These pot drinks are tasty, but is anyone buying them? Rachelle Abellar
Pot companies really want weed drinks to catch on. It’s not that surprising—the people investing millions (or even billions) into the legal weed industry aren’t cannabis enthusiasts, they’re capitalists looking to make money, and every good capitalist knows farmers don’t make a lot of money. The further you process a product into something other than its raw ingredients, the more you can charge for it. The barley farmer doesn’t make as much money as the baker, and both make less than a well-capitalized brewer.
Which brings us to the point of this post: Beer companies are pouring billions of dollars into the weed industry, with some executives claiming pot drinks will soon replace joints, or at least make a sizable dent in the overall pot market.
But that has yet to happen.
After five years of legal pot sales in Washington State, drinks are still a tiny fraction of the market. Only $13.8 million of drinks were sold in Washington in 2018, according to a recent Headset report. That might sound like a lot of weed sodas, until you consider that Washington’s weed industry sold nearly $2 billion of products in 2018. When Headset, a local data firm, averaged drink sales across Washington, Colorado, and Nevada, they found that drinks made up just 1.28 percent of all pot sales in June of this year.
Those mini-fridges that showed up in legal weed stores four years ago are still just that—mini-fridges with a couple dozen drinks in them that customers rarely reach for.
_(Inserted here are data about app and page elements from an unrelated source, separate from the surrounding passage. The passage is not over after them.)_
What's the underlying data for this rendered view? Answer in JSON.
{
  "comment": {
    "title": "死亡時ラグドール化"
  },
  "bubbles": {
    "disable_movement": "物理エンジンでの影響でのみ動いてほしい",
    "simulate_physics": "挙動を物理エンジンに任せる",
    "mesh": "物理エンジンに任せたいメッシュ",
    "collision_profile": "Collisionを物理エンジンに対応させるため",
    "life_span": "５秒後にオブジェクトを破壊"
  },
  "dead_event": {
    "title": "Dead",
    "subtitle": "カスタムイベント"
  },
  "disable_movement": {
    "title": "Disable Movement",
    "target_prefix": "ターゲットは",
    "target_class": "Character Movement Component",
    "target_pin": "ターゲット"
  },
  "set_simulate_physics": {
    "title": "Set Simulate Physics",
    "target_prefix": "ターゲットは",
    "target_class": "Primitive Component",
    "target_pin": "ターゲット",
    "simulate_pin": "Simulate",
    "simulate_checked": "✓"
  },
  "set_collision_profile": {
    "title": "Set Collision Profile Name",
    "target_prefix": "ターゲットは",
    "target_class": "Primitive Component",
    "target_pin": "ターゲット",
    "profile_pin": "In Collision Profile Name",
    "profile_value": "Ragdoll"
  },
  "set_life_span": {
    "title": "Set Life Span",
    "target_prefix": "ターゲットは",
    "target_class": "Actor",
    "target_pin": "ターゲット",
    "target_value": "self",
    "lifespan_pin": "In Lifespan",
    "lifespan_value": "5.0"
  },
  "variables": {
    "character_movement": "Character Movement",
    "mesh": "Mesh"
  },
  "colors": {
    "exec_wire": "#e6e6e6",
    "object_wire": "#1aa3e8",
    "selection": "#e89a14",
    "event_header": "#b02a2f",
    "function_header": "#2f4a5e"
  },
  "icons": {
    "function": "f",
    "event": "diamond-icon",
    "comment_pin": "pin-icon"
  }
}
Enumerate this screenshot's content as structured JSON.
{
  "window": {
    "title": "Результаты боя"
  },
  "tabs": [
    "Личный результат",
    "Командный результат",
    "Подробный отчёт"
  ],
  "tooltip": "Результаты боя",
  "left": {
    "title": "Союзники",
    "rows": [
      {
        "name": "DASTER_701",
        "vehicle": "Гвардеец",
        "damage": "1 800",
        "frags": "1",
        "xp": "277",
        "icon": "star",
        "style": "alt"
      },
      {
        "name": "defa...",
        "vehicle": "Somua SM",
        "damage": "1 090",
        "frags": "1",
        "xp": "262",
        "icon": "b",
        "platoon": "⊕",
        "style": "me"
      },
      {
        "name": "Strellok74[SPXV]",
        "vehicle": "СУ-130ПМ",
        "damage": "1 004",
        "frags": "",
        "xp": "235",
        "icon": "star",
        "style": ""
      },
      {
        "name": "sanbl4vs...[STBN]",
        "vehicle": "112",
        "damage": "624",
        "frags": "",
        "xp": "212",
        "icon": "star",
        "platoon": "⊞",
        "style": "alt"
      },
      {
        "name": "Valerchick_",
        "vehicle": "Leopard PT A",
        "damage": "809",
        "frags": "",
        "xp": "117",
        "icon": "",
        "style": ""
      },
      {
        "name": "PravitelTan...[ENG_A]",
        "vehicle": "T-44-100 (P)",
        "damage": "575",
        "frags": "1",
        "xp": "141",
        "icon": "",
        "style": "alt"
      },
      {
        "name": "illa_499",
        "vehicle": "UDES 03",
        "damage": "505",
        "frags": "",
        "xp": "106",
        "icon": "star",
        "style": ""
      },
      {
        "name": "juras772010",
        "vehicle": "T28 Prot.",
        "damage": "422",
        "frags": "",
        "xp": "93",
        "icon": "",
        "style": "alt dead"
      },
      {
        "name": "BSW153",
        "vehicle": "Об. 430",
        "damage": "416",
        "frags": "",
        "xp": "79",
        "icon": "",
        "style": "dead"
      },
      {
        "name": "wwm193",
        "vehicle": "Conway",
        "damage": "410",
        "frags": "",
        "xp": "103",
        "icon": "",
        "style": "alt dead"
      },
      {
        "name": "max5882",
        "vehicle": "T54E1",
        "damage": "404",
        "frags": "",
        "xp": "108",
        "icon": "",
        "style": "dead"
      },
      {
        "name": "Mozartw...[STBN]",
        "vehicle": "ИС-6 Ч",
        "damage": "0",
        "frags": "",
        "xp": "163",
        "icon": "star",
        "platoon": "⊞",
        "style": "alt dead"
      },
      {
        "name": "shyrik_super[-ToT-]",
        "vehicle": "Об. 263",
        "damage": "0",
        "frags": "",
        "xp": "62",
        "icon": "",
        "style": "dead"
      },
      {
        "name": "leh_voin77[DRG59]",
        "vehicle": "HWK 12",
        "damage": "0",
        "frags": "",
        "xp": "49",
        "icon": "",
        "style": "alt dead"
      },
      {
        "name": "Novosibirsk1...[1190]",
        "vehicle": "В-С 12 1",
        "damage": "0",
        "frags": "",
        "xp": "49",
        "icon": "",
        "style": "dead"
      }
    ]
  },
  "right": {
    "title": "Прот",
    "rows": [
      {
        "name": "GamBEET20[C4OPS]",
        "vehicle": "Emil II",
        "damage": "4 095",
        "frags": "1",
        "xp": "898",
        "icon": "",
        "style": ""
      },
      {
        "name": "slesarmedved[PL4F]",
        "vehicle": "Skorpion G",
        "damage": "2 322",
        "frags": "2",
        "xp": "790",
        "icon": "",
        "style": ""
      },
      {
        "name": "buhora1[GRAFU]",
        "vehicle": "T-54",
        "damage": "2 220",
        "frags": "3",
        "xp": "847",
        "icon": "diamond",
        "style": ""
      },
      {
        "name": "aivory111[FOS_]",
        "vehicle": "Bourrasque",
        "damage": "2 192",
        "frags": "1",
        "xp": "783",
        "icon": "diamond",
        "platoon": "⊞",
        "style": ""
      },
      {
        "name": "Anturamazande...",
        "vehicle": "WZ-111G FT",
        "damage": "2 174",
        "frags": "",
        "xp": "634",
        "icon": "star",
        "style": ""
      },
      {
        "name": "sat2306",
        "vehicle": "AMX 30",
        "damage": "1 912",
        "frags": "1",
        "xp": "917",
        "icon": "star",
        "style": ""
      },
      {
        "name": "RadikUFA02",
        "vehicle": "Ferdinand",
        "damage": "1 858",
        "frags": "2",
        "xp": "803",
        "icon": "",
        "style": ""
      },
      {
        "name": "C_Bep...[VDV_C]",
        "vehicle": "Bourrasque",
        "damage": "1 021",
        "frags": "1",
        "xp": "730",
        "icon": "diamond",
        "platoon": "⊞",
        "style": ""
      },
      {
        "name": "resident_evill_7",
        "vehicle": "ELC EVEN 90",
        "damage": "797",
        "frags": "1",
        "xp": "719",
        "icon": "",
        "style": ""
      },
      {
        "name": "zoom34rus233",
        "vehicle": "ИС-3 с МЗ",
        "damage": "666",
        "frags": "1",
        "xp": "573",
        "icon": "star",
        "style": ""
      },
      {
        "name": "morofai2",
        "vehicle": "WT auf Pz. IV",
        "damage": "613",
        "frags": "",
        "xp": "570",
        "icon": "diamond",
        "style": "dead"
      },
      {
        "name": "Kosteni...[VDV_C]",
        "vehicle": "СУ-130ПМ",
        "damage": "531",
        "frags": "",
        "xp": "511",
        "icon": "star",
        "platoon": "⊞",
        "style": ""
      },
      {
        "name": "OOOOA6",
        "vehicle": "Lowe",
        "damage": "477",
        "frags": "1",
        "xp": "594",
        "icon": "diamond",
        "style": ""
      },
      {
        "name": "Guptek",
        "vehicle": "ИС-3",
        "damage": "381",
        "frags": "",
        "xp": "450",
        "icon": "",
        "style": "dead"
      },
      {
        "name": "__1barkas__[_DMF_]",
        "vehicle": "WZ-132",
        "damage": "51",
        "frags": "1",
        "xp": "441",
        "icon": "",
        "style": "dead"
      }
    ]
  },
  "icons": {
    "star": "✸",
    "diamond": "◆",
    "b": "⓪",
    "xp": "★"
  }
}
Why are the biggest pot businesses in the world still trying to turn weed drinks into a thing when customers don’t seem to be biting? Rolling Stone columnist Amanda Chicago Lewis explored this in a